IMPORTANT: Posters have a current timeline of shipping out by mid-November, not December.
STRETCH GOAL: The goal's been hit! If funding goes up to $4,500 I'll be able to offer up a second color option to be determined by funders' votes.
Life is continuous and a calendar should be as well. In this calendar all the months are connected and none of the weeks are broken up. At any time it’s easy to glance and see what’s coming up in the next week or two.
These posters are being printed large (24" x 36") to see the year at once. Funders will have the option to choose a regular printed poster that's good for use with pen or pencil OR a laminated option for use with dry erase markers. There is no cost difference and funders who choose a multi-pack can mix and match.
To help track time, there’s a week count down the middle. Just subtract one number from the other to quickly see how far away an event in the future or past is. This is especially helpful for big events such as a wedding or a birth or even something like a marathon or 10k you’d like to run.
This is a calendar that I tried to find for a while, but nobody sold it so I designed my own. But printing a couple dozen posters at a size of 24" by 36" (61cm x 91cm) can cost $60 - $90 per print and if you're going to do that you might as well go into production with an offset print run. So here we are. Let's do this.
If you want to try it out right now, you can. Just click here to download a PDF version of the last quarter of 2012. It's only 3 pages and doesn't use much toner so you shouldn't anger anyone in the office when you print it there.
So why this type of calendar? Let's geek out on it right now!
What's wrong with calendars?
Calendars chunk time into months. On a standard wall calendar with 12 pictures you can only see one month at a time. You can't see the next month without flipping a page and you can't see the previous month without taking the whole thing off the wall. At the end of the month you usually can't even see the whole week.
The problem with this month-view is that it gives you tunnel vision in terms of planning. It's harder to plan for more long-term stuff or just glance and get a feel for where you are and how far away future events are. That's easier when you can see the whole thing at once.
Day by day
[Jerry Seinfeld] said for each day that I do my task of writing, I get to put a big red X over that day. "After a few days you'll have a chain. Just keep at it and the chain will grow longer every day. You'll like seeing that chain, especially when you get a few weeks under your belt. Your only job next is to not break the chain."
"Don't break the chain," he said again for emphasis.
I read this in an article on Lifehacker not too long ago where Jerry Seinfeld is talking about being more productive. His trick is to do what you want to get done every single day and mark it down on a calendar with a big fat X. He's talking about writing, but it can be anything. Running, taking pictures, drinking tea instead of coffee, you name it.
This is the article that kicked off this whole project. I wanted a calendar that would provide a nice visual of a long chain of Xes and couldn't find one. With the connected months it's a nice solid visual reminder.
If doing something every day sounds like it's too much, you can try it out for only 30 days. Matt Cutts from Google has a great short talk about the value of this in this video which was also an inspiration for this project.

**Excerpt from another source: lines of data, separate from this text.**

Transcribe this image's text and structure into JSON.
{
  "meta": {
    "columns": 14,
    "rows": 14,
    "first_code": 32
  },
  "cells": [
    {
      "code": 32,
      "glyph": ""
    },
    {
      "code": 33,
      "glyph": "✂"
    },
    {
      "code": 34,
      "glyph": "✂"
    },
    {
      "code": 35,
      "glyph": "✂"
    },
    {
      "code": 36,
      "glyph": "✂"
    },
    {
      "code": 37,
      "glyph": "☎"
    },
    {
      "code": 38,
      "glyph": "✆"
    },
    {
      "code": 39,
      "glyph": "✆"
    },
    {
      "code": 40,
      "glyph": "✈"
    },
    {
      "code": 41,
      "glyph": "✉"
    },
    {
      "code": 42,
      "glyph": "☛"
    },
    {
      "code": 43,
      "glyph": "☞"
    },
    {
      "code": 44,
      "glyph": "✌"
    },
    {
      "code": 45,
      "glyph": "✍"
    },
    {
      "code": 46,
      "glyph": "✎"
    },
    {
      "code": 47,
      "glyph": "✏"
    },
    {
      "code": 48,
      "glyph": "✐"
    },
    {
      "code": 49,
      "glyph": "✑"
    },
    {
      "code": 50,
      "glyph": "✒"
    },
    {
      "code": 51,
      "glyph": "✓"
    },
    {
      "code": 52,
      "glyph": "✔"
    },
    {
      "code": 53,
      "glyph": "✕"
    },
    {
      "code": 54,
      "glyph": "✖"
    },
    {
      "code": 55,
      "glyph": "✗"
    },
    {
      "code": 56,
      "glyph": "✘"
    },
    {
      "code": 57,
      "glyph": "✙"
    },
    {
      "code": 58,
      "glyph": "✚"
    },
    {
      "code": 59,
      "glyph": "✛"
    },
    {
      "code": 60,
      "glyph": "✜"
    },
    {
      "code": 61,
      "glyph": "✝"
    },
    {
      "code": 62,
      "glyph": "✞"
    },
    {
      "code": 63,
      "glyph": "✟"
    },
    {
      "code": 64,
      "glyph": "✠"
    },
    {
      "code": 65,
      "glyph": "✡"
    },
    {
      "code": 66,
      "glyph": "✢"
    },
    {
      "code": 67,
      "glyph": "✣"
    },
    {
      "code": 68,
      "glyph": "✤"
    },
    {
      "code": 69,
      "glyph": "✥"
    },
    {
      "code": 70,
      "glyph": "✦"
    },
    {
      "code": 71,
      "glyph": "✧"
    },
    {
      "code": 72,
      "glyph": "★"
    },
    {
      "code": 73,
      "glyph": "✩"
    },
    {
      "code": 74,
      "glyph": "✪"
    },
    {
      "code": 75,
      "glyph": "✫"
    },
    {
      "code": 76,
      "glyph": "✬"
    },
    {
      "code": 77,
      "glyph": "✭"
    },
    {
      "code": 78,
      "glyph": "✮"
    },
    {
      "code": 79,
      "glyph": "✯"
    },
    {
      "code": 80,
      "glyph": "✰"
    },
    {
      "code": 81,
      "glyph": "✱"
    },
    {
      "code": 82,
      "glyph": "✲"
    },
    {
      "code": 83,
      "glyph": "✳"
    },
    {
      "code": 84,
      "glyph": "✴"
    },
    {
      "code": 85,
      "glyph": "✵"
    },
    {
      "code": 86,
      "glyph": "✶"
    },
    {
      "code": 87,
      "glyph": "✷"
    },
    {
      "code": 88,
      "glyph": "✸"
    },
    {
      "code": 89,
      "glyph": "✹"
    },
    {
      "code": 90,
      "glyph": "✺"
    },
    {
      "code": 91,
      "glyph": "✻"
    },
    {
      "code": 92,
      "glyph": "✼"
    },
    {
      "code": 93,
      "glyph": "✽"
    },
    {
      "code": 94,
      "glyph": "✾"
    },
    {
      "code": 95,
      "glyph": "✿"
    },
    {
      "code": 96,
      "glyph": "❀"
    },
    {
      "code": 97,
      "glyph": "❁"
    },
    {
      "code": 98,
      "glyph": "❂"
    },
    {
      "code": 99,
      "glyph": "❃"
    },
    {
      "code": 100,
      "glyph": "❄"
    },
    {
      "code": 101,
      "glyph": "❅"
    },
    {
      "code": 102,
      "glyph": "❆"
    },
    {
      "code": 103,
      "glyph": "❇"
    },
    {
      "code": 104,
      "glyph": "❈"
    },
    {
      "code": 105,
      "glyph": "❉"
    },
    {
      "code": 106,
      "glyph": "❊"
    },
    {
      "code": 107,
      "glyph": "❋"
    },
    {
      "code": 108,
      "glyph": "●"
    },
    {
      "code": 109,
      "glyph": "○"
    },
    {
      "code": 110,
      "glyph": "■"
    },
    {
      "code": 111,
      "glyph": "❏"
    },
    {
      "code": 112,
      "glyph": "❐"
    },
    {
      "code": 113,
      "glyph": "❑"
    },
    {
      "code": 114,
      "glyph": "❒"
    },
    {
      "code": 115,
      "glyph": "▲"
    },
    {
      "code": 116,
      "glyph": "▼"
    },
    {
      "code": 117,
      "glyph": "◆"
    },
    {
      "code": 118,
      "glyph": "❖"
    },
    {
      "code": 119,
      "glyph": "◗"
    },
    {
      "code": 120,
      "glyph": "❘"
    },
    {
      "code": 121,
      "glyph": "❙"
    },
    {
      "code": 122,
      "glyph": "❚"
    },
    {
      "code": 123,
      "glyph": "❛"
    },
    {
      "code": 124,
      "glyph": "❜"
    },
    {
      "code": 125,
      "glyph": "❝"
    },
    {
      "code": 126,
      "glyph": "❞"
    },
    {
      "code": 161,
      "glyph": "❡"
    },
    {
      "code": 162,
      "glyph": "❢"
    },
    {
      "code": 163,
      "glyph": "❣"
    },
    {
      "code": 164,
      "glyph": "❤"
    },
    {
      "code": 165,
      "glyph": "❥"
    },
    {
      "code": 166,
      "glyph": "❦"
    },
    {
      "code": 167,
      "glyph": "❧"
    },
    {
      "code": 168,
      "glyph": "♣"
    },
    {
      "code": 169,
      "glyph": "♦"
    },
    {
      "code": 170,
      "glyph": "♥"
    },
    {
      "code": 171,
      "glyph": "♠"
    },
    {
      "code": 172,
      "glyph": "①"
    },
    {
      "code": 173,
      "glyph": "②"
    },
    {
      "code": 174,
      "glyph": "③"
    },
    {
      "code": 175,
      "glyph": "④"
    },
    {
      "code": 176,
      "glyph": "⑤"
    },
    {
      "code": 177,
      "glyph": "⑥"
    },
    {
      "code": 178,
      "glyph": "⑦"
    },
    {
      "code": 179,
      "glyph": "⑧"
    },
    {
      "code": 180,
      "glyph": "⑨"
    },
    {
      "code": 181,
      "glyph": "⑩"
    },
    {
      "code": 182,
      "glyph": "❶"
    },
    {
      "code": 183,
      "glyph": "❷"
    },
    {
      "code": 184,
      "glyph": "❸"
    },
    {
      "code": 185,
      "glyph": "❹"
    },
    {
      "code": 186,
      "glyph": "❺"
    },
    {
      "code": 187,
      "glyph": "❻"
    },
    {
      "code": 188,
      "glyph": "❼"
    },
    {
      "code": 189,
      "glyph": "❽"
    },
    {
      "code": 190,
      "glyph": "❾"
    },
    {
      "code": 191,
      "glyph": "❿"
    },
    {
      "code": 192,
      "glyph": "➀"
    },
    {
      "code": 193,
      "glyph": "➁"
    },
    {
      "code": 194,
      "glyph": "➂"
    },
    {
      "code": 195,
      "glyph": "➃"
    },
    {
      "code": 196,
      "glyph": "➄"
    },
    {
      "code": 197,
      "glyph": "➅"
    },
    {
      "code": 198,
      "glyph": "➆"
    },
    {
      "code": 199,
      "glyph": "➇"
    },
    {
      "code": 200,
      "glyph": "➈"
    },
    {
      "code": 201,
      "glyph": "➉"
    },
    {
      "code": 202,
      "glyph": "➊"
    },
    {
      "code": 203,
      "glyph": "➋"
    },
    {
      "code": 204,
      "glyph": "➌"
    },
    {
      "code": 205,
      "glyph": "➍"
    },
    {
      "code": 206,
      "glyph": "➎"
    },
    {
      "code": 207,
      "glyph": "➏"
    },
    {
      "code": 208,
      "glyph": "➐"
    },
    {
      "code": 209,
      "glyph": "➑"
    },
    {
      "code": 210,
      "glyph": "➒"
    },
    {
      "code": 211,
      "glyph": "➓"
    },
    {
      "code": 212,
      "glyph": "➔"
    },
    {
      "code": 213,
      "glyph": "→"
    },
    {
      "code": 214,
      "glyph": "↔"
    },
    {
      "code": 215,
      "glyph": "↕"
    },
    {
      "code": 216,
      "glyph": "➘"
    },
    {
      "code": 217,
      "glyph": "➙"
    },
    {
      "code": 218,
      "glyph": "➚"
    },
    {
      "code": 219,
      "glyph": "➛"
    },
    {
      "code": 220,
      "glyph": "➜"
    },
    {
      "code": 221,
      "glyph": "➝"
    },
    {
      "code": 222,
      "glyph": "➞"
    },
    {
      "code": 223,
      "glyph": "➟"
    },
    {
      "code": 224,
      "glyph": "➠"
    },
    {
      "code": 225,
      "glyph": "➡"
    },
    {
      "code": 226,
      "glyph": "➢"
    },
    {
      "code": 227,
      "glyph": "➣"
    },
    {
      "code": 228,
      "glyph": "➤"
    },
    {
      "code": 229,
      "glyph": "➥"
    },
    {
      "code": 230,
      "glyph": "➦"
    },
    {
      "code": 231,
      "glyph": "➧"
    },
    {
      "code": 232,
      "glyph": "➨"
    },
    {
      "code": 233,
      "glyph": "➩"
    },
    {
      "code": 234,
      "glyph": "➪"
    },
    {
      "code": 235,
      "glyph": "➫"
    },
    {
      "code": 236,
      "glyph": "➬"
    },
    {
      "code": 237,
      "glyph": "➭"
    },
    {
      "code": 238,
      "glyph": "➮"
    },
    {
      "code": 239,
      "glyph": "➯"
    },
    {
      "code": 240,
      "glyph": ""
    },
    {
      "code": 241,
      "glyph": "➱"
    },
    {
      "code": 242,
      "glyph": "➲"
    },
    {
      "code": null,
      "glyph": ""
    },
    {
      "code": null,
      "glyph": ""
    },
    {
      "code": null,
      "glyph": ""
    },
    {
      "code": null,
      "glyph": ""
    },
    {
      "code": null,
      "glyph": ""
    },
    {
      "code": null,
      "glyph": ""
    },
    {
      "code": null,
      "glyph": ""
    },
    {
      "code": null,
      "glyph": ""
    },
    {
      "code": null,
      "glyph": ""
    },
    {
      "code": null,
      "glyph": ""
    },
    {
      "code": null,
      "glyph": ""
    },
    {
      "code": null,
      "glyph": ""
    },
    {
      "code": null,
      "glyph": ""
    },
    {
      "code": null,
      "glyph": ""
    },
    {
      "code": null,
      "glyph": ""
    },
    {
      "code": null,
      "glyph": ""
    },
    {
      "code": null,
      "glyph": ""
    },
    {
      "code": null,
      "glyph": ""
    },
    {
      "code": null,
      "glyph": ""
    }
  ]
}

With a whole calendar marked up with big events for the year, you'll have a visual record of everything that happened when it's coming to a close. There was that trip to Disneyland. There were all those weddings in the summer. There was the first day of school. There was that horrible bit in the hospital that was conquered and destroyed and shall never be needed again. Anything goes and will be gone.
Printing it up
There are lots of places to print a poster and tons of paper options. There are cheap ways to to go, but I want to make something that I'll be happy with for a whole year. Printing my own offset print run gives me a lot more control over the results and I want this to be as good as I can make it.
- Oct. 29 - start print run
- Nov. 5 - posters ready
- Nov. 7 - start shipping posters
I like to finish projects
Over on Instructables.com, an awesome DIY community, you can find me by the username of fungus amungus. Over the past 5+ years I've posted over 150 projects there. To get a quick look at what I've done, check out this list. So if funding is successful this will definitely happen. I really, really want one of my own and want others to have them, too.
Risks and challenges
There's a slight chance I might die by a thousand paper cuts when handling all the posters. I am willing to take that risk. This is the stuff life is made of. Risk stuff.
The only challenge will be finding the best printer for the job, but this is not exactly a "challenge" as a "time-consuming task that has no Xbox Live achievement". Getting quotes, caressing samples, getting more quotes, etc. It'll happen and I already have a couple good options, but am still looking around just in case some other fantastically amazing and wonderful printer is hiding out in a castle and I just haven't found her yet. And then I will woo. I will woo so hard.Learn about accountability on Kickstarter
- (20 days)